Like the .xxx domain name that came before it, the ICANN hopes that it can corral specific interests into these domains, thereby relieve some of the overcrowding that is going on with the current top-level domains (.com, .net, .org, etc). Will it work? Maybe yes, maybe no.

2011 Triumph Speed Triple Outed by Triumph

09/27/2010 @ 6:45 am, by Jensen Beeler17 COMMENTS

Triumph is either really trying hard at leaking information about the 2011 Triumph Speed Triple and its other motorcycles ahead of their unveiling, or there is an intern in the UK right now whose job is about to go under the axe. Either way, the keen eyes at Visordown have spotted the fact that Triumph has outed the new Speed Triple in its online accessories catalog. While not showing the whole bike yet, we do see that the 2011 Triumph Speed Triple gets a much needed face lift, along with a substantially lighter frame. Could this be the street naked of 2011? We’re starting to think so.

Aprilia Dorsoduro 1200 on the Way

08/09/2010 @ 12:02 pm, by Jensen Beeler5 COMMENTS

In what must be a case of an over-anxious webmaster, Aprilia’s dealer portal and service manual section now has links to manuals for Dorsoduro 1200 and Dorsoduro 1200 ABS models. Rumored to be in the works since the Dorsoduro 750 came out, the new 1200 will feature an 1197cc v-twin motor, and weigh 492lbs at the curb.

Power figures haven’t been quoted yet, but with the added displacement and increased compression, the Aprilia Dorsoduro 1200 should be able to handle that heft a bit better, but still would seem to pale in comparison to its rivals.

Bandit Goes Mobile – BikeBandit Creates iPhone App

02/24/2010 @ 9:25 am, by Jensen Beeler4 COMMENTS

Online parts and accessories supplier BikeBandit.com has unveiled its own iPhone application to help motorcyclists deck out themselves and their motorcycle in aftermarket goodness…all from the comfort of the palm of their hand. The app, which rev’s and vibrates when you open it, is complete with the exploded parts diagram that loyal BikeBandit shoppers have come to use and love.

If this post sounds like a thinly-veiled unsolicited advertisement for a fellow Penn State MBA (We are!..), you’d be right, but for the weekend wrencher who needs to remember how to put a clutch back together without hopping on a computer (and then order the bolt/nut/bracket they just lost) this is a well done, and possibly invaluable addition to your iPhone addiction.

Kawasaki UK Launches Online Test-Ride Booking

02/16/2010 @ 9:02 am, by Jensen Beeler1 COMMENT
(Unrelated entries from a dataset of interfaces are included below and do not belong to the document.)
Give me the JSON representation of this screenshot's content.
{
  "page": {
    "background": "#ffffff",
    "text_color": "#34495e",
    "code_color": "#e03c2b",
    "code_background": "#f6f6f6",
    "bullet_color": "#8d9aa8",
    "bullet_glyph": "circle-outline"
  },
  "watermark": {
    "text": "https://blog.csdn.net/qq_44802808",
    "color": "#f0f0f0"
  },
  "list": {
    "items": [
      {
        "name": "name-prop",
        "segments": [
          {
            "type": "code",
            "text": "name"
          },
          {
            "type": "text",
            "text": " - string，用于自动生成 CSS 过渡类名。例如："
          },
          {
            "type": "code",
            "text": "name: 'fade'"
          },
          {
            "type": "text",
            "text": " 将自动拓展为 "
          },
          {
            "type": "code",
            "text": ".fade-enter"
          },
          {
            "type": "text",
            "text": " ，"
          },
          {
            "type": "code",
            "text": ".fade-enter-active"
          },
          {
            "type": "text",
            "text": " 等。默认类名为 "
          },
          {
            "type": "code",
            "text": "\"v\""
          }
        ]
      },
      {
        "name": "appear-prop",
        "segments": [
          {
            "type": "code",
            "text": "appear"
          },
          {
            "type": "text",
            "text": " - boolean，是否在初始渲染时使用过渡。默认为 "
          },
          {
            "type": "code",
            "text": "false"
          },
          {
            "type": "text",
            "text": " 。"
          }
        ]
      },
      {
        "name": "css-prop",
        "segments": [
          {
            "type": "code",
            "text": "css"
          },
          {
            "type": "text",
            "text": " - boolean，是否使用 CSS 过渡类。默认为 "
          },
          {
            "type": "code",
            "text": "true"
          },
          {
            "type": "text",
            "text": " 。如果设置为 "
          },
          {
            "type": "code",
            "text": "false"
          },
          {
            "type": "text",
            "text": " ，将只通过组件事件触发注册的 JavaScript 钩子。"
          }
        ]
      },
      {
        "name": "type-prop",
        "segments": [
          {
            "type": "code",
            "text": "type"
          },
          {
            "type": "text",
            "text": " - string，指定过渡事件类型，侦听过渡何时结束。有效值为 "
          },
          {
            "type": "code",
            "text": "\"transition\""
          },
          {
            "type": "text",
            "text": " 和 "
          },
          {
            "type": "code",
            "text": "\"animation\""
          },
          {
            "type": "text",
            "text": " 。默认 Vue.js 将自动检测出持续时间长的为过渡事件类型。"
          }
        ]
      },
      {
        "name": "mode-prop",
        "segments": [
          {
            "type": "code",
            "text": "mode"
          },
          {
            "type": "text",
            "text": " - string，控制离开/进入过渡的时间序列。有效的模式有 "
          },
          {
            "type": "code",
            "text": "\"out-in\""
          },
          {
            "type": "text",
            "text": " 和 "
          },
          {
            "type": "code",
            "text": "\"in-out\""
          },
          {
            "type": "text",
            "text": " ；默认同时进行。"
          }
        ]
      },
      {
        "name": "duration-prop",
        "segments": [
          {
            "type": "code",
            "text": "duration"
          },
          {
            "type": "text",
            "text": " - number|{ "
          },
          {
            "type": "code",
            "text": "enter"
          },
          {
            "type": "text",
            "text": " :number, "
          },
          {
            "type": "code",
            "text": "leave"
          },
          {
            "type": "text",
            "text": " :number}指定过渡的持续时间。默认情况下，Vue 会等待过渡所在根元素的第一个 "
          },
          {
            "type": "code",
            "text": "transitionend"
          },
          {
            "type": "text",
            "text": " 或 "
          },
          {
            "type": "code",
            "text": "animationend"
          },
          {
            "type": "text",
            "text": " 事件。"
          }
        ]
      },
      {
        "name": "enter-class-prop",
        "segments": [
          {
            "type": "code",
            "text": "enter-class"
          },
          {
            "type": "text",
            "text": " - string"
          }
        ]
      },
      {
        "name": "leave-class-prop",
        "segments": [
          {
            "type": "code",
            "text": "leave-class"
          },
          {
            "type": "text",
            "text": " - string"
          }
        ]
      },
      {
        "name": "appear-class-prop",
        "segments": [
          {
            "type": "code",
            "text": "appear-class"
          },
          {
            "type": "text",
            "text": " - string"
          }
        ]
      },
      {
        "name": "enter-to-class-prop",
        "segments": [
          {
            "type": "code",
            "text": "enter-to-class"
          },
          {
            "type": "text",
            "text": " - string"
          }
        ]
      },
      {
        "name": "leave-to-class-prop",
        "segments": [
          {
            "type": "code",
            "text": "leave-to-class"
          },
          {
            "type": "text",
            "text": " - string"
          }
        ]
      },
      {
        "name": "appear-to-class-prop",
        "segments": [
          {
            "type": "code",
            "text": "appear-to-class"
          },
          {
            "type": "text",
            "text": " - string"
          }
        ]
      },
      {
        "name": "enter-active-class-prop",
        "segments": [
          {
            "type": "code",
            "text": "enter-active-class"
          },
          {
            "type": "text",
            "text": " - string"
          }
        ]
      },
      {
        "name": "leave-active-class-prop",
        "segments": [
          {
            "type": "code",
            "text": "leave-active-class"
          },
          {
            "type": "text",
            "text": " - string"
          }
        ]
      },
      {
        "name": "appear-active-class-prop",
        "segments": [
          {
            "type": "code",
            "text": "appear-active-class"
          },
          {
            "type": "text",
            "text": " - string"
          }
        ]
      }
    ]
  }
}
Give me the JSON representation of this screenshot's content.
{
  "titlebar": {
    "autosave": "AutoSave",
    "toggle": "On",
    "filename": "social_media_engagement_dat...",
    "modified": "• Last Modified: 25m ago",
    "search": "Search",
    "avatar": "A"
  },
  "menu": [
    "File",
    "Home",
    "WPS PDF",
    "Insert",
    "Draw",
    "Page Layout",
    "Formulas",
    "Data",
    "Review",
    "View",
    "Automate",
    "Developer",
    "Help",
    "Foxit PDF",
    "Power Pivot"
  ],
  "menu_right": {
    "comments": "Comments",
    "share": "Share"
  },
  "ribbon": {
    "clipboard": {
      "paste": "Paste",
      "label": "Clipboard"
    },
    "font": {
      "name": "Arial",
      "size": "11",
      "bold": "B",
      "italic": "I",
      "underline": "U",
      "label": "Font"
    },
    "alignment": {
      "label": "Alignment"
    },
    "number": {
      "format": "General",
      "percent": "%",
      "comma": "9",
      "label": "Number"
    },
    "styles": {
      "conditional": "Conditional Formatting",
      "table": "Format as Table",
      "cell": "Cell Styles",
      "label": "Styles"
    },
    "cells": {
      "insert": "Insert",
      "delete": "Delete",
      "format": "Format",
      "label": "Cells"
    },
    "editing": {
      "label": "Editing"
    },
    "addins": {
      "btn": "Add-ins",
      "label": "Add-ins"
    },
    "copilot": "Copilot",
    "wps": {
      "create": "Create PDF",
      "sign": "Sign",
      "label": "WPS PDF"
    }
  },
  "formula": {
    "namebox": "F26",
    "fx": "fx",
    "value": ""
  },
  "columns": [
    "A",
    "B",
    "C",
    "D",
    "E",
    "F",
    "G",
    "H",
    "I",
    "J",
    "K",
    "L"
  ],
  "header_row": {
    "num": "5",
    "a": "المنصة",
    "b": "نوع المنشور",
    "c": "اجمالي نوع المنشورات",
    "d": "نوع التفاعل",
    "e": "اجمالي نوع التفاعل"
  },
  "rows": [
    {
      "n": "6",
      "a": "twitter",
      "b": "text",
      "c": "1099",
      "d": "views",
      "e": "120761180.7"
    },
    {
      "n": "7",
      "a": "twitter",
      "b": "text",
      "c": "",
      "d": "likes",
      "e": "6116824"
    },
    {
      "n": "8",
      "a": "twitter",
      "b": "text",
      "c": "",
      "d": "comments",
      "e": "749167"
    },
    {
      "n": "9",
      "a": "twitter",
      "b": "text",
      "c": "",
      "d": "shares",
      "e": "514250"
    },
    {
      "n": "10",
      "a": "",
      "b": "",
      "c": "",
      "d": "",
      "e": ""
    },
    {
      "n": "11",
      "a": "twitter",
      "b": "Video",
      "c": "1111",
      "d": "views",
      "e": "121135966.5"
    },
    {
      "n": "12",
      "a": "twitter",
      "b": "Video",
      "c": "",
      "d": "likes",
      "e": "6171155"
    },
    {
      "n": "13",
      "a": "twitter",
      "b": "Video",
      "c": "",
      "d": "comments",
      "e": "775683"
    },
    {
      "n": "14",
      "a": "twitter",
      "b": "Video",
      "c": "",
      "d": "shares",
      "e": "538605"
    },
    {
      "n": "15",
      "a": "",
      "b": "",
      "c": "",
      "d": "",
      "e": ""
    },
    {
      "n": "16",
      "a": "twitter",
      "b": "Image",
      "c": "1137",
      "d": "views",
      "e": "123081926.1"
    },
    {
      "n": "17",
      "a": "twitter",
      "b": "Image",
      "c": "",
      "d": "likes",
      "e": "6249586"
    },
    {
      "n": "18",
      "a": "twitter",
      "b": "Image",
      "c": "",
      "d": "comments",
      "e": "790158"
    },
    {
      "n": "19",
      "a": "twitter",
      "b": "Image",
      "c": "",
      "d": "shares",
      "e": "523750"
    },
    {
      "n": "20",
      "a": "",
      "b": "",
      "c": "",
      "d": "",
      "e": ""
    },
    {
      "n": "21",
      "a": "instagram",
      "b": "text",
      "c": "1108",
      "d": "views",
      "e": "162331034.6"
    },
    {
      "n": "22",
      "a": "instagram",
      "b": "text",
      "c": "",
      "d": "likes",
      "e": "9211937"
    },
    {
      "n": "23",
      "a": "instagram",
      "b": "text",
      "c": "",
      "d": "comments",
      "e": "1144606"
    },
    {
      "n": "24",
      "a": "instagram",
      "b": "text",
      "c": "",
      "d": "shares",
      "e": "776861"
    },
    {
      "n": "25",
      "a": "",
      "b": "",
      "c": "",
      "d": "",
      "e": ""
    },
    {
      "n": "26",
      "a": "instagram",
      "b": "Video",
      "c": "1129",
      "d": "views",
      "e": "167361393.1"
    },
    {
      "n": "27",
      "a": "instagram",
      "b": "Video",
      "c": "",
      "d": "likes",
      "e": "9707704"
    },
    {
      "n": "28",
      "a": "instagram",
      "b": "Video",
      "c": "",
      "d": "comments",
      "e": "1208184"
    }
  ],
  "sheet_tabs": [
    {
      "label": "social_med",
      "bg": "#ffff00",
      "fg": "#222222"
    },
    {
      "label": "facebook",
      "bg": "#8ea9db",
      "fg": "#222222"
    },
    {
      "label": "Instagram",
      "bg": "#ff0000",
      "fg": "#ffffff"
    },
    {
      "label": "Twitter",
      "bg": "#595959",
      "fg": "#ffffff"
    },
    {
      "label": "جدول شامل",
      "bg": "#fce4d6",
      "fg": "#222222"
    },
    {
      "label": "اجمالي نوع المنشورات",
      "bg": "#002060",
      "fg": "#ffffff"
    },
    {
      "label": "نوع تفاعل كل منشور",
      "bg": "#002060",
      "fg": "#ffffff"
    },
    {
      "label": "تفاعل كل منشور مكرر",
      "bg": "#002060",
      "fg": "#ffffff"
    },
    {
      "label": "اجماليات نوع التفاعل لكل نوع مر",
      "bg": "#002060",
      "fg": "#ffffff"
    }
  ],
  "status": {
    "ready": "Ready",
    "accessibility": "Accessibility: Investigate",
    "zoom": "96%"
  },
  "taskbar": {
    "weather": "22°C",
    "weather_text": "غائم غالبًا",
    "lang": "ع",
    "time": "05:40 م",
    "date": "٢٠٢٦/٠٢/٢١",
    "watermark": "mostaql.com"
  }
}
Kawasaki UK has announced that it has setup a new website where interested riders can sign up to test ride a Kawasaki street machine from their local dealer. The site, kawasakitestride.co.uk, let’s riders search for new and used green machines by location, and then schedule a test ride directly with the dealerships. While this doesn’t affect us American riders too much, it’s a sign that the at least some portion of the Japanese motorcycle manufacturers are revaluating the motorcycle purchasing process.